Jane Emlyn says female minor hockey players' rights are violated when they're forced to use separate changing rooms.
She's presenting her case to a mediator from the Human Rights Tribunal this morning, facing off against representatives from the B.C. amateur hockey association and the Lumby Minor Hockey Association at the Vernon courthouse.
"There's a lot of girls that play, and I think the majority of them see this as discrimination," Ms. Emlyn said.
According to Al Berg, a member of the B.C. association'- coaching committee, the policy was introduced in January 2001 by Hockey Canada, after a Human Rights Commission mediation session in Ontario. It states players over the age of 11 of different gender are not allowed to change in the same room at the same time. The policy came as a result of increased female participation on integrated teams.
Fourteen-year-old Jewel Emlyn, who plays on the Lumby Stars with two other girls, says being kept out of the changing room before and after games or practice means they miss out on a lot of team camaraderie.
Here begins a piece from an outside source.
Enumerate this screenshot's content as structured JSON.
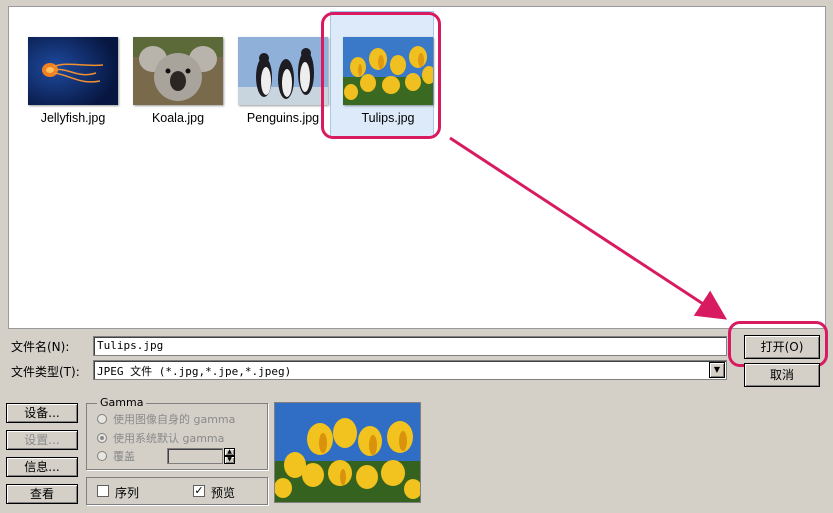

"It's fun in the changing room. You get to talk and socialize with all the kids and talk about the game, and talk about the practices and just discuss hockey. And if you're in a changing room with three people, and there's another team there, it's a little awkward and not fun," she said.
Her mother adds that, while girls are allowed in the room 15 minutes before game time, much of the coaching goes on while players are changing. Female coaches are also banned from the room except during those 15 minutes.
Randy Barton, president of Lumby Minor Hockey, says his association has been fairly relaxed about enforcing the policy. But Ms. Emlyn says she's seen girls forced to change in boiler rooms and storage spaces, sometimes with members of the opposing team.
Ms. Emlyn would prefer shared changing rooms, with a dress code requiring all girls to have a minimum of shorts and T-shirt on, and boys to wear at least boxers. The minority gender would have to leave the room before members of the opposite sex shower.
Unlike this blogger, Ms. Emlyn has never been a 14-year old boy. Equally unlike this blogger, she is completely devoid of common sense. Which is why she probably thinks that matters of high moral principle drive the support of her daughter's teammates quest to share a locker room with the boys.
Ms. Emlyn said most of the youngsters on the team say they're fine with mixed changing rooms, but she has received several anonymous e-mails condemning her petition.
No doubt Ms. Emlyn will win her case. If our governing classes think that gender is irrelevant to the fundamental institutions such as marriage, why should it matter for locker rooms?
And her daughter's complaint sounds not unlike that of homosexuals about marriage--I feel excluded, it hurts my pride to feel left out, and nothing matters more soothing my feelings of exclusion.
Source: Ottawa Citizen (with a hat tip to Warwick )